The main thing to keep in mind when feeding a large breed is that they typically take longer to grow. Medium-large dogs can take about a year to a year-and-a-half to reach adulthood, and larger breeds won’t stop growing until they’re two years old. It’s important that larger dogs grow at a healthy rate—growing too fast can cause orthopedic diseases and obesity. Avoid free-feeding a large breed puppy. Puppies do not practice portion control so free-feeding or ad-lib feeding is not advised. With the help of your veterinarian, calculate the total amount of food your dog should consume in a 24-hour period and divide it into two portions. Or, sign up for a customized plan that will provide pre-portioned food that’s appropriate for a growing pup.
While it might be tempting to fuel all that growth with supplements, it’s especially important to maintain the right nutrient balance with large pups, especially calcium, phosphorus, and vitamin D—too much of which can cause serious health issues.
Feeding small-breed dogs
Small breed dogs are those who will be 30 pounds and under when full grown; tiny breeds are those who will remain 10 pounds and under when full grown. These dogs reach maturity faster, between about nine to 12 months.
Small dogs have a faster metabolism than large dogs, which means they may do better with smaller, more frequent meals.
Again, from about six weeks to six months, it’s recommended that puppies be fed three to four times per day. From then on, you can switch them to a twice-daily feeding schedule. If they’re active, or are always clamoring for food between meals, you can consider switching back to feeding their allotted food in 3 or 4 smaller daily meals.
Tiny breed dogs can be prone to hypoglycemia (low blood sugar), so it’s sometimes suggested that you should leave food out all day for them to graze. However, many experts (including us!) recommend that you stick to three to four small meals a day.
Be especially careful with treats—with your pint-sized pup, or any pup. Treats should make up no more than 10% of your dog’s daily intake, which means, for a small dog weighing seven pounds and requiring only 250 calories a day, they should only get 25 calories a day in treats. If you’re not keeping track you can very quickly double their daily calories with a few high-calorie treats! Opt for healthy options like green beans, and blueberries, and even then, keep them to a minimum so you’re not throwing off the nutritional balance of their food.
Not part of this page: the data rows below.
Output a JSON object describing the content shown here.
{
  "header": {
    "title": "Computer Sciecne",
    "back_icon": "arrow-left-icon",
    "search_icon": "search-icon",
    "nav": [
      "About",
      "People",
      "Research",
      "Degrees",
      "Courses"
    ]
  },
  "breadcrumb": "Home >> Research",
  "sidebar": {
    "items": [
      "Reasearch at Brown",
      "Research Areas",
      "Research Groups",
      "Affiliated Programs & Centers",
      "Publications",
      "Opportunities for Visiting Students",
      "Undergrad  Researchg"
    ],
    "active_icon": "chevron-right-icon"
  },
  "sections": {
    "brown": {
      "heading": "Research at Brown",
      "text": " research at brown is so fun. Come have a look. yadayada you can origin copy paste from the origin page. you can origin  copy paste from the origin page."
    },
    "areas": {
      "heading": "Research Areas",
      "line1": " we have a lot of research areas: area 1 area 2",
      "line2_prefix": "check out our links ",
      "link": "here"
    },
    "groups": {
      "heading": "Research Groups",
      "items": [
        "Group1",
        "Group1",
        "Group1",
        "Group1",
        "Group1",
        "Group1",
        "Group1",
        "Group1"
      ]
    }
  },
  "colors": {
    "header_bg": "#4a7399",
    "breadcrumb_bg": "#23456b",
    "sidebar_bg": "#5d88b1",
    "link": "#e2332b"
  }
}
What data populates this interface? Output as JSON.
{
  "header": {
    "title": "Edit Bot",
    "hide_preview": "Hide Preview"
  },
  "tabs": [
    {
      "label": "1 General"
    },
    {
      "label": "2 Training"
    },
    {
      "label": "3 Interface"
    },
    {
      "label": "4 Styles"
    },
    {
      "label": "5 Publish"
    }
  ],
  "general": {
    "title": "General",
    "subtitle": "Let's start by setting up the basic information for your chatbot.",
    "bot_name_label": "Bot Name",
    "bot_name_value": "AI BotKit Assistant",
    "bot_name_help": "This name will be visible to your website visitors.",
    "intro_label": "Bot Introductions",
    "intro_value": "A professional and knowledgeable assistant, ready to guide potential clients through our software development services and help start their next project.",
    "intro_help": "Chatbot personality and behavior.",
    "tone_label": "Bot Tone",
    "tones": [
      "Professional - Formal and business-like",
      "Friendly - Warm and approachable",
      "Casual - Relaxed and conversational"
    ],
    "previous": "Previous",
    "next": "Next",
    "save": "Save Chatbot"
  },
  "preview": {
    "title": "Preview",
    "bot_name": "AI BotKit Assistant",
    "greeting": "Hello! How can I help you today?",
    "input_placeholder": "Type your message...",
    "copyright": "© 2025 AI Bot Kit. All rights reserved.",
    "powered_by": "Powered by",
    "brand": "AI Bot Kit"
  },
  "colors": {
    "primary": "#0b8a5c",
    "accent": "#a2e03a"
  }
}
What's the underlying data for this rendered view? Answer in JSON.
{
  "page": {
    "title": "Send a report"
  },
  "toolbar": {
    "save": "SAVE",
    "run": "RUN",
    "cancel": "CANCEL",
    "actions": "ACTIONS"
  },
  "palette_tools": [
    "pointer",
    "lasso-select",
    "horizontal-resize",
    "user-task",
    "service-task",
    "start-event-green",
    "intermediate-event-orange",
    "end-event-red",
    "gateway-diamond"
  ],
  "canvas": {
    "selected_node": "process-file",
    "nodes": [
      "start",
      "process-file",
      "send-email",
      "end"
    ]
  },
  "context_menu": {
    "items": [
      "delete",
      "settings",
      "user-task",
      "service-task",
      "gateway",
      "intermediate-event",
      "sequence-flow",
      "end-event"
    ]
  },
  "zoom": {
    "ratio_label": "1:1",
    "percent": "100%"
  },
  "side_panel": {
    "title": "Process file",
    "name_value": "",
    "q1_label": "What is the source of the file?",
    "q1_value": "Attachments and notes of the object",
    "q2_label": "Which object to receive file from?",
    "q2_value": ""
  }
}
Read more about puppy care in our Puppy Guide.
Pet health is an important topic. That’s why The Farmer’s Dog editorial team carefully vets and reviews every piece of content we publish. We deliver evidence-based advice and medically reviewed facts that focus on pet nutrition, health, and well-being. The mission of this site is to help people provide the best care possible for their dogs by publishing only trustworthy, accurate, and timely health information from a group of passionate experts.
This article was vetted by a vet (and board-certified veterinary nutritionist).
Reviewed by Beth Hamper, DVM, PhD, DACVN.